--- EXCERPTED RECORDS Enclosed Below ---

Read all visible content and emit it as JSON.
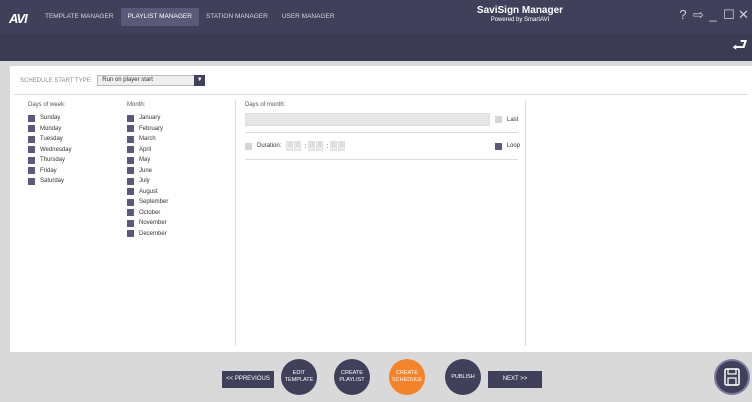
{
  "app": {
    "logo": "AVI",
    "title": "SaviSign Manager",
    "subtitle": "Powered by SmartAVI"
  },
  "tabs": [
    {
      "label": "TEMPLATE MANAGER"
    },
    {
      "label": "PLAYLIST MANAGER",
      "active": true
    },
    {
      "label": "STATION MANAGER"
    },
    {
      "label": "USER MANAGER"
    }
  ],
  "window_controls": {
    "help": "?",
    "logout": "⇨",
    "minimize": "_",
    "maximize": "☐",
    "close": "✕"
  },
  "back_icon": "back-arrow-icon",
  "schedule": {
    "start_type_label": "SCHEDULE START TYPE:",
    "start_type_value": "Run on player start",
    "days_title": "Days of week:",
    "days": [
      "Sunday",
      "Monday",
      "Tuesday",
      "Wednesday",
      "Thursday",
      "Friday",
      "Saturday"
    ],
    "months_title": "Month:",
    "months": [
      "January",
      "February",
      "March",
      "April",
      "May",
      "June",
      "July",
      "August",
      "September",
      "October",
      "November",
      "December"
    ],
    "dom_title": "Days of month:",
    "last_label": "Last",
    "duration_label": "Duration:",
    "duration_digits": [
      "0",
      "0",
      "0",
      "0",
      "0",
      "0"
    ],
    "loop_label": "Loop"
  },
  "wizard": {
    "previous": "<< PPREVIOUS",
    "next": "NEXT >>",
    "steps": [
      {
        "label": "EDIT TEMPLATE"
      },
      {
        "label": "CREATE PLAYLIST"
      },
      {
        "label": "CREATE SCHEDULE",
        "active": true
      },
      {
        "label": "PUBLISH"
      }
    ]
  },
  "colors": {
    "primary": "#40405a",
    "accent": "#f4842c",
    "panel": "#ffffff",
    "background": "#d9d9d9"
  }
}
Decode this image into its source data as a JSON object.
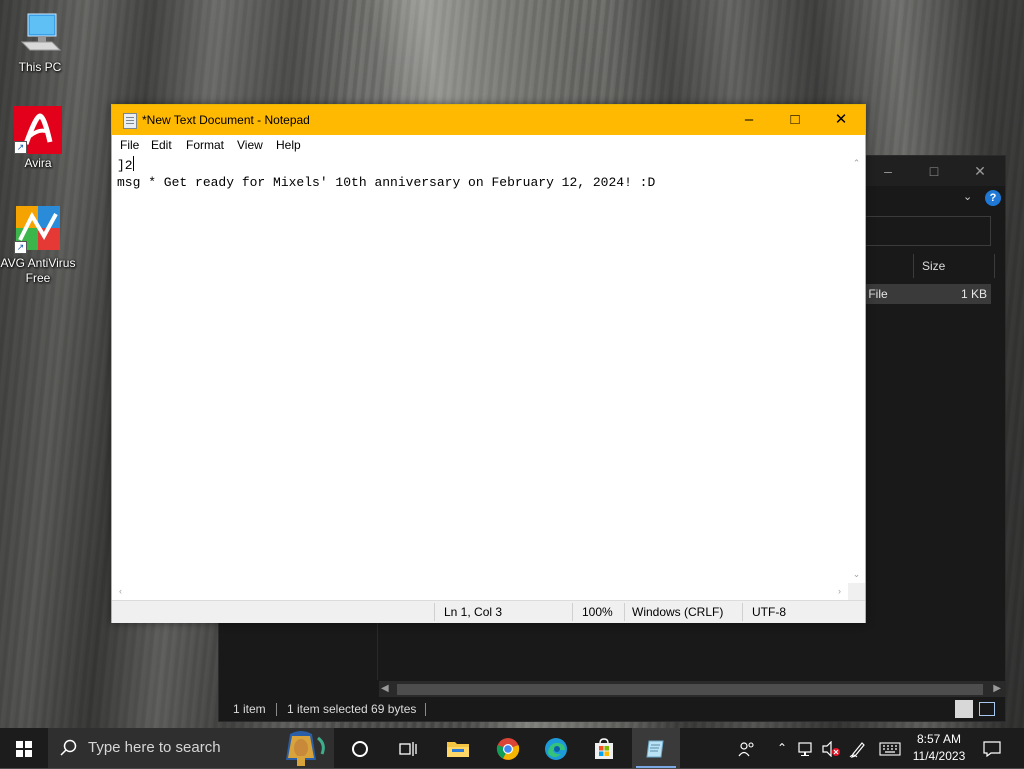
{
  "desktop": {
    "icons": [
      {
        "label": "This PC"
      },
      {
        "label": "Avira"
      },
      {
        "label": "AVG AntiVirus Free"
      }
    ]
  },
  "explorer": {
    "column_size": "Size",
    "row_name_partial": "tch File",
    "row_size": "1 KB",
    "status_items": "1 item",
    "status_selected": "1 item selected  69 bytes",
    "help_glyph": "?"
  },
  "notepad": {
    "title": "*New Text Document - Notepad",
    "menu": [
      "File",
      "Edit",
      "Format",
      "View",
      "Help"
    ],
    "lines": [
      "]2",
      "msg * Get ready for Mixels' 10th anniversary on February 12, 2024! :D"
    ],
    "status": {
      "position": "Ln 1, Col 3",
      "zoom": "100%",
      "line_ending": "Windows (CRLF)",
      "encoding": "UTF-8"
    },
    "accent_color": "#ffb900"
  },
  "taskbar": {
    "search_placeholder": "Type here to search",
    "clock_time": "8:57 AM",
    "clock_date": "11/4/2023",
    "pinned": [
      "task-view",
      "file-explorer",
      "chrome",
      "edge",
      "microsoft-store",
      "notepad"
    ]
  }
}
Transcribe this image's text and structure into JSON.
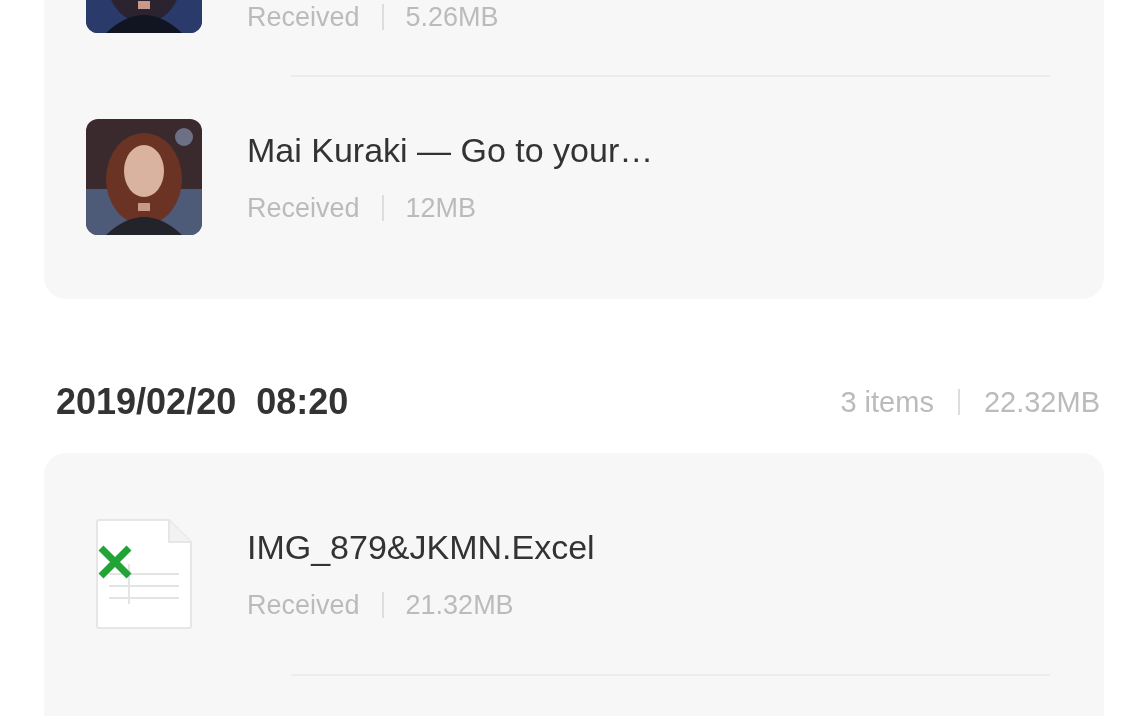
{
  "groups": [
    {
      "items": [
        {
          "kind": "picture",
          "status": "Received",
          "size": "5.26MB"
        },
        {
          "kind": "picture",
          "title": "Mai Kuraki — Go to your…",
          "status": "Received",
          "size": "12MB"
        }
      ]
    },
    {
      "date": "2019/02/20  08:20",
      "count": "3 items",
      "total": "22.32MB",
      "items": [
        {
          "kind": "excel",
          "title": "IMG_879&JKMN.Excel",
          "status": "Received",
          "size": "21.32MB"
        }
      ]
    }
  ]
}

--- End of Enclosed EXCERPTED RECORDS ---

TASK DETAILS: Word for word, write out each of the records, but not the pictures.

WRITTEN ANSWER:
Read all visible content and emit it as JSON.
{
  "app": {
    "logo": "AVI",
    "title": "SaviSign Manager",
    "subtitle": "Powered by SmartAVI"
  },
  "tabs": [
    {
      "label": "TEMPLATE MANAGER"
    },
    {
      "label": "PLAYLIST MANAGER",
      "active": true
    },
    {
      "label": "STATION MANAGER"
    },
    {
      "label": "USER MANAGER"
    }
  ],
  "window_controls": {
    "help": "?",
    "logout": "⇨",
    "minimize": "_",
    "maximize": "☐",
    "close": "✕"
  },
  "back_icon": "back-arrow-icon",
  "schedule": {
    "start_type_label": "SCHEDULE START TYPE:",
    "start_type_value": "Run on player start",
    "days_title": "Days of week:",
    "days": [
      "Sunday",
      "Monday",
      "Tuesday",
      "Wednesday",
      "Thursday",
      "Friday",
      "Saturday"
    ],
    "months_title": "Month:",
    "months": [
      "January",
      "February",
      "March",
      "April",
      "May",
      "June",
      "July",
      "August",
      "September",
      "October",
      "November",
      "December"
    ],
    "dom_title": "Days of month:",
    "last_label": "Last",
    "duration_label": "Duration:",
    "duration_digits": [
      "0",
      "0",
      "0",
      "0",
      "0",
      "0"
    ],
    "loop_label": "Loop"
  },
  "wizard": {
    "previous": "<< PPREVIOUS",
    "next": "NEXT >>",
    "steps": [
      {
        "label": "EDIT TEMPLATE"
      },
      {
        "label": "CREATE PLAYLIST"
      },
      {
        "label": "CREATE SCHEDULE",
        "active": true
      },
      {
        "label": "PUBLISH"
      }
    ]
  },
  "colors": {
    "primary": "#40405a",
    "accent": "#f4842c",
    "panel": "#ffffff",
    "background": "#d9d9d9"
  }
}
Decode this image into its source data as a JSON object.
{
  "desktop": {
    "icons": [
      {
        "label": "This PC"
      },
      {
        "label": "Avira"
      },
      {
        "label": "AVG AntiVirus Free"
      }
    ]
  },
  "explorer": {
    "column_size": "Size",
    "row_name_partial": "tch File",
    "row_size": "1 KB",
    "status_items": "1 item",
    "status_selected": "1 item selected  69 bytes",
    "help_glyph": "?"
  },
  "notepad": {
    "title": "*New Text Document - Notepad",
    "menu": [
      "File",
      "Edit",
      "Format",
      "View",
      "Help"
    ],
    "lines": [
      "]2",
      "msg * Get ready for Mixels' 10th anniversary on February 12, 2024! :D"
    ],
    "status": {
      "position": "Ln 1, Col 3",
      "zoom": "100%",
      "line_ending": "Windows (CRLF)",
      "encoding": "UTF-8"
    },
    "accent_color": "#ffb900"
  },
  "taskbar": {
    "search_placeholder": "Type here to search",
    "clock_time": "8:57 AM",
    "clock_date": "11/4/2023",
    "pinned": [
      "task-view",
      "file-explorer",
      "chrome",
      "edge",
      "microsoft-store",
      "notepad"
    ]
  }
}
Transcribe this image's text and structure into JSON.
{
  "groups": [
    {
      "items": [
        {
          "kind": "picture",
          "status": "Received",
          "size": "5.26MB"
        },
        {
          "kind": "picture",
          "title": "Mai Kuraki — Go to your…",
          "status": "Received",
          "size": "12MB"
        }
      ]
    },
    {
      "date": "2019/02/20  08:20",
      "count": "3 items",
      "total": "22.32MB",
      "items": [
        {
          "kind": "excel",
          "title": "IMG_879&JKMN.Excel",
          "status": "Received",
          "size": "21.32MB"
        }
      ]
    }
  ]
}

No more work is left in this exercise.